Extracted records
============

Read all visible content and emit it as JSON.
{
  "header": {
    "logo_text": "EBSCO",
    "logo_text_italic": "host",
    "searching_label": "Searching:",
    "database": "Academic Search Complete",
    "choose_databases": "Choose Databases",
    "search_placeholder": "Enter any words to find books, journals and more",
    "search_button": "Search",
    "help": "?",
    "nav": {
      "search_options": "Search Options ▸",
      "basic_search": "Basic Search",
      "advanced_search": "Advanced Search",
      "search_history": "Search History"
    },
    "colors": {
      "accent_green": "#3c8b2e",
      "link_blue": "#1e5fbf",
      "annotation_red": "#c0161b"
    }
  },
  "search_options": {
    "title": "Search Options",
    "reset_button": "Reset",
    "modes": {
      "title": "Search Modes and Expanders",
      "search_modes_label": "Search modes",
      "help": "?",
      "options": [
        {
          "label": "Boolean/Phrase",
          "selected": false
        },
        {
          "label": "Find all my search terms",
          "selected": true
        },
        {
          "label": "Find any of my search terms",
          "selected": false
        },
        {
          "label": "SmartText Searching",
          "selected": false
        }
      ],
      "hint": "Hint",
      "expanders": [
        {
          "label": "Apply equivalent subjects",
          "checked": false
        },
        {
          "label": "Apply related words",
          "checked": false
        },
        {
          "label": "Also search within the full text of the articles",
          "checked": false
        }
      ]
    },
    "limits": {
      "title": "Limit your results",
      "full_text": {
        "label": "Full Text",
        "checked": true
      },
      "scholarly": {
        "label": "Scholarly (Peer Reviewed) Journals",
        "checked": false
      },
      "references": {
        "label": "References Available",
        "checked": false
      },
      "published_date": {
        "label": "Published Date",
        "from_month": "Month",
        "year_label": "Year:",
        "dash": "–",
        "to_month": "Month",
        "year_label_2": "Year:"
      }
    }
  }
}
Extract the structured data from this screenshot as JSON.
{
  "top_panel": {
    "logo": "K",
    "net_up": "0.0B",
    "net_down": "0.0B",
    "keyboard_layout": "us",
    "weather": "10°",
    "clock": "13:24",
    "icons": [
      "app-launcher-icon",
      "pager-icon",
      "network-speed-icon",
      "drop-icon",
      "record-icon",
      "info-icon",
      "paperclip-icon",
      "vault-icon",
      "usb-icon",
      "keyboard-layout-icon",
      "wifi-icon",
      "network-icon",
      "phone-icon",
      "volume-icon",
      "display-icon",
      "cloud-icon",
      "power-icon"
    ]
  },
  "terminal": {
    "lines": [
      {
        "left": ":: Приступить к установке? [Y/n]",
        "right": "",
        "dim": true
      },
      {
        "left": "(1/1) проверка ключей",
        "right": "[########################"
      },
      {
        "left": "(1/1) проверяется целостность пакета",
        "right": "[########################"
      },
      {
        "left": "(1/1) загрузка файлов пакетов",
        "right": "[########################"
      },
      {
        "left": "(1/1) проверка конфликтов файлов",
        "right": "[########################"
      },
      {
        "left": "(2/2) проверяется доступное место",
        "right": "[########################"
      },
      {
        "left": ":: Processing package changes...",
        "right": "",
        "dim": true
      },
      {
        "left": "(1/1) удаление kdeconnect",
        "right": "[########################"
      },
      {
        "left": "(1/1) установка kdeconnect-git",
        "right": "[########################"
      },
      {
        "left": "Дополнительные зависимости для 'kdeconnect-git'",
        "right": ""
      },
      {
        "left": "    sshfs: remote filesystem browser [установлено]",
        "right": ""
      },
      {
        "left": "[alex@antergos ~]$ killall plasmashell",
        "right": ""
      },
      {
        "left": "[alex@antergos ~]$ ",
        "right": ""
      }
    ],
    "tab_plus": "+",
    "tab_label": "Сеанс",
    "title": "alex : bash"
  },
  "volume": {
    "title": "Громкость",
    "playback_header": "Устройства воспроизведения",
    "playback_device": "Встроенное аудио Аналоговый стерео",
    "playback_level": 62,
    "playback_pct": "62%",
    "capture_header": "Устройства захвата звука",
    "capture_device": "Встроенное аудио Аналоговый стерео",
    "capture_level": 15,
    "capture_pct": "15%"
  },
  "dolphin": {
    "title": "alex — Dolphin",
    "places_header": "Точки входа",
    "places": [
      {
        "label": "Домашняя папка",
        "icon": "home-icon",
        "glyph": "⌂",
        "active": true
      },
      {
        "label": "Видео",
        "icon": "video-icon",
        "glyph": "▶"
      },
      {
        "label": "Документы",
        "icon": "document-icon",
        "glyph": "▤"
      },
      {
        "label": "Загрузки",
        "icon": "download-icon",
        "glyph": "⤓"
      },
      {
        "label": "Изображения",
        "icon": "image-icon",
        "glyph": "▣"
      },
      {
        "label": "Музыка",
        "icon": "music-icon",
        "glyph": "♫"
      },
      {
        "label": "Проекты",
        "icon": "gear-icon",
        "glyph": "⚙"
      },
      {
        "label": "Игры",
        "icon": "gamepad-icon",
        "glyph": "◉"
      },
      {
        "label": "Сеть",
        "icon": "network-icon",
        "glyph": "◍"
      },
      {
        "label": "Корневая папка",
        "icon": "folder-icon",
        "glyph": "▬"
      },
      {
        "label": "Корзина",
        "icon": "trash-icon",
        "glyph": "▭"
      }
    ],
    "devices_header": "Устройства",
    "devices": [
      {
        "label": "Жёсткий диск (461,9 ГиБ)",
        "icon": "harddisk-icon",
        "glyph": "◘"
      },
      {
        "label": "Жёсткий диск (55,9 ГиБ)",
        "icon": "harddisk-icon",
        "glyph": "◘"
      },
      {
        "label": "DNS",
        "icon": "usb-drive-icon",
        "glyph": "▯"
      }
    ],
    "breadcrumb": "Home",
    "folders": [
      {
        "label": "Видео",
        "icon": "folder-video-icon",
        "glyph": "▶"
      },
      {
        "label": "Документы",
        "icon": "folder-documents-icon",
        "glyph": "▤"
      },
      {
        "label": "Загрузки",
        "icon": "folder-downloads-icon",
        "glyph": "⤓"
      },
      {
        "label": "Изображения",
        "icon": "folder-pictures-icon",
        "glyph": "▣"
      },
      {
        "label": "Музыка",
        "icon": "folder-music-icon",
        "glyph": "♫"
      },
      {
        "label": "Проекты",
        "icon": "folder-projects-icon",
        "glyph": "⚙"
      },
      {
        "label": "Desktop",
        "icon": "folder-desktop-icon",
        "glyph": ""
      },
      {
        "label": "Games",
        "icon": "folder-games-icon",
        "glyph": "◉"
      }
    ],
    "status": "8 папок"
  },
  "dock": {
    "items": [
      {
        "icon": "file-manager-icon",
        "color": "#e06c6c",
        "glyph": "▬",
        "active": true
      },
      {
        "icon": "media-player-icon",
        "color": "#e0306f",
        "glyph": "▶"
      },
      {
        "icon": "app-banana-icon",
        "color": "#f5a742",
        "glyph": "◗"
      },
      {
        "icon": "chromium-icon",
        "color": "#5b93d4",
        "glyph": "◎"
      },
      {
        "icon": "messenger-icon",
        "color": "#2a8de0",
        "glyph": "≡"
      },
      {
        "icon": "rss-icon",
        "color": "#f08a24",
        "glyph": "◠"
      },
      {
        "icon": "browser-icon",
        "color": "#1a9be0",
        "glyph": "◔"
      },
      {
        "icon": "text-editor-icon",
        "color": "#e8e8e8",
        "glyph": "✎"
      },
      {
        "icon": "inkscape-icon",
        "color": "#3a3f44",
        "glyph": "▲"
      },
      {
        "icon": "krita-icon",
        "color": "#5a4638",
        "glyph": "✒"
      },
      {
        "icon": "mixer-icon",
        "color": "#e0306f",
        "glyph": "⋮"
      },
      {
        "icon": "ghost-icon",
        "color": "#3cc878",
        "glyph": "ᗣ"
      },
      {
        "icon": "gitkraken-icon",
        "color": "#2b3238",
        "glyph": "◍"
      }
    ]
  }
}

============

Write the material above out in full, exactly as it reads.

Read all visible content and emit it as JSON.
{
  "header": {
    "logo_text": "EBSCO",
    "logo_text_italic": "host",
    "searching_label": "Searching:",
    "database": "Academic Search Complete",
    "choose_databases": "Choose Databases",
    "search_placeholder": "Enter any words to find books, journals and more",
    "search_button": "Search",
    "help": "?",
    "nav": {
      "search_options": "Search Options ▸",
      "basic_search": "Basic Search",
      "advanced_search": "Advanced Search",
      "search_history": "Search History"
    },
    "colors": {
      "accent_green": "#3c8b2e",
      "link_blue": "#1e5fbf",
      "annotation_red": "#c0161b"
    }
  },
  "search_options": {
    "title": "Search Options",
    "reset_button": "Reset",
    "modes": {
      "title": "Search Modes and Expanders",
      "search_modes_label": "Search modes",
      "help": "?",
      "options": [
        {
          "label": "Boolean/Phrase",
          "selected": false
        },
        {
          "label": "Find all my search terms",
          "selected": true
        },
        {
          "label": "Find any of my search terms",
          "selected": false
        },
        {
          "label": "SmartText Searching",
          "selected": false
        }
      ],
      "hint": "Hint",
      "expanders": [
        {
          "label": "Apply equivalent subjects",
          "checked": false
        },
        {
          "label": "Apply related words",
          "checked": false
        },
        {
          "label": "Also search within the full text of the articles",
          "checked": false
        }
      ]
    },
    "limits": {
      "title": "Limit your results",
      "full_text": {
        "label": "Full Text",
        "checked": true
      },
      "scholarly": {
        "label": "Scholarly (Peer Reviewed) Journals",
        "checked": false
      },
      "references": {
        "label": "References Available",
        "checked": false
      },
      "published_date": {
        "label": "Published Date",
        "from_month": "Month",
        "year_label": "Year:",
        "dash": "–",
        "to_month": "Month",
        "year_label_2": "Year:"
      }
    }
  }
}
Extract the structured data from this screenshot as JSON.
{
  "top_panel": {
    "logo": "K",
    "net_up": "0.0B",
    "net_down": "0.0B",
    "keyboard_layout": "us",
    "weather": "10°",
    "clock": "13:24",
    "icons": [
      "app-launcher-icon",
      "pager-icon",
      "network-speed-icon",
      "drop-icon",
      "record-icon",
      "info-icon",
      "paperclip-icon",
      "vault-icon",
      "usb-icon",
      "keyboard-layout-icon",
      "wifi-icon",
      "network-icon",
      "phone-icon",
      "volume-icon",
      "display-icon",
      "cloud-icon",
      "power-icon"
    ]
  },
  "terminal": {
    "lines": [
      {
        "left": ":: Приступить к установке? [Y/n]",
        "right": "",
        "dim": true
      },
      {
        "left": "(1/1) проверка ключей",
        "right": "[########################"
      },
      {
        "left": "(1/1) проверяется целостность пакета",
        "right": "[########################"
      },
      {
        "left": "(1/1) загрузка файлов пакетов",
        "right": "[########################"
      },
      {
        "left": "(1/1) проверка конфликтов файлов",
        "right": "[########################"
      },
      {
        "left": "(2/2) проверяется доступное место",
        "right": "[########################"
      },
      {
        "left": ":: Processing package changes...",
        "right": "",
        "dim": true
      },
      {
        "left": "(1/1) удаление kdeconnect",
        "right": "[########################"
      },
      {
        "left": "(1/1) установка kdeconnect-git",
        "right": "[########################"
      },
      {
        "left": "Дополнительные зависимости для 'kdeconnect-git'",
        "right": ""
      },
      {
        "left": "    sshfs: remote filesystem browser [установлено]",
        "right": ""
      },
      {
        "left": "[alex@antergos ~]$ killall plasmashell",
        "right": ""
      },
      {
        "left": "[alex@antergos ~]$ ",
        "right": ""
      }
    ],
    "tab_plus": "+",
    "tab_label": "Сеанс",
    "title": "alex : bash"
  },
  "volume": {
    "title": "Громкость",
    "playback_header": "Устройства воспроизведения",
    "playback_device": "Встроенное аудио Аналоговый стерео",
    "playback_level": 62,
    "playback_pct": "62%",
    "capture_header": "Устройства захвата звука",
    "capture_device": "Встроенное аудио Аналоговый стерео",
    "capture_level": 15,
    "capture_pct": "15%"
  },
  "dolphin": {
    "title": "alex — Dolphin",
    "places_header": "Точки входа",
    "places": [
      {
        "label": "Домашняя папка",
        "icon": "home-icon",
        "glyph": "⌂",
        "active": true
      },
      {
        "label": "Видео",
        "icon": "video-icon",
        "glyph": "▶"
      },
      {
        "label": "Документы",
        "icon": "document-icon",
        "glyph": "▤"
      },
      {
        "label": "Загрузки",
        "icon": "download-icon",
        "glyph": "⤓"
      },
      {
        "label": "Изображения",
        "icon": "image-icon",
        "glyph": "▣"
      },
      {
        "label": "Музыка",
        "icon": "music-icon",
        "glyph": "♫"
      },
      {
        "label": "Проекты",
        "icon": "gear-icon",
        "glyph": "⚙"
      },
      {
        "label": "Игры",
        "icon": "gamepad-icon",
        "glyph": "◉"
      },
      {
        "label": "Сеть",
        "icon": "network-icon",
        "glyph": "◍"
      },
      {
        "label": "Корневая папка",
        "icon": "folder-icon",
        "glyph": "▬"
      },
      {
        "label": "Корзина",
        "icon": "trash-icon",
        "glyph": "▭"
      }
    ],
    "devices_header": "Устройства",
    "devices": [
      {
        "label": "Жёсткий диск (461,9 ГиБ)",
        "icon": "harddisk-icon",
        "glyph": "◘"
      },
      {
        "label": "Жёсткий диск (55,9 ГиБ)",
        "icon": "harddisk-icon",
        "glyph": "◘"
      },
      {
        "label": "DNS",
        "icon": "usb-drive-icon",
        "glyph": "▯"
      }
    ],
    "breadcrumb": "Home",
    "folders": [
      {
        "label": "Видео",
        "icon": "folder-video-icon",
        "glyph": "▶"
      },
      {
        "label": "Документы",
        "icon": "folder-documents-icon",
        "glyph": "▤"
      },
      {
        "label": "Загрузки",
        "icon": "folder-downloads-icon",
        "glyph": "⤓"
      },
      {
        "label": "Изображения",
        "icon": "folder-pictures-icon",
        "glyph": "▣"
      },
      {
        "label": "Музыка",
        "icon": "folder-music-icon",
        "glyph": "♫"
      },
      {
        "label": "Проекты",
        "icon": "folder-projects-icon",
        "glyph": "⚙"
      },
      {
        "label": "Desktop",
        "icon": "folder-desktop-icon",
        "glyph": ""
      },
      {
        "label": "Games",
        "icon": "folder-games-icon",
        "glyph": "◉"
      }
    ],
    "status": "8 папок"
  },
  "dock": {
    "items": [
      {
        "icon": "file-manager-icon",
        "color": "#e06c6c",
        "glyph": "▬",
        "active": true
      },
      {
        "icon": "media-player-icon",
        "color": "#e0306f",
        "glyph": "▶"
      },
      {
        "icon": "app-banana-icon",
        "color": "#f5a742",
        "glyph": "◗"
      },
      {
        "icon": "chromium-icon",
        "color": "#5b93d4",
        "glyph": "◎"
      },
      {
        "icon": "messenger-icon",
        "color": "#2a8de0",
        "glyph": "≡"
      },
      {
        "icon": "rss-icon",
        "color": "#f08a24",
        "glyph": "◠"
      },
      {
        "icon": "browser-icon",
        "color": "#1a9be0",
        "glyph": "◔"
      },
      {
        "icon": "text-editor-icon",
        "color": "#e8e8e8",
        "glyph": "✎"
      },
      {
        "icon": "inkscape-icon",
        "color": "#3a3f44",
        "glyph": "▲"
      },
      {
        "icon": "krita-icon",
        "color": "#5a4638",
        "glyph": "✒"
      },
      {
        "icon": "mixer-icon",
        "color": "#e0306f",
        "glyph": "⋮"
      },
      {
        "icon": "ghost-icon",
        "color": "#3cc878",
        "glyph": "ᗣ"
      },
      {
        "icon": "gitkraken-icon",
        "color": "#2b3238",
        "glyph": "◍"
      }
    ]
  }
}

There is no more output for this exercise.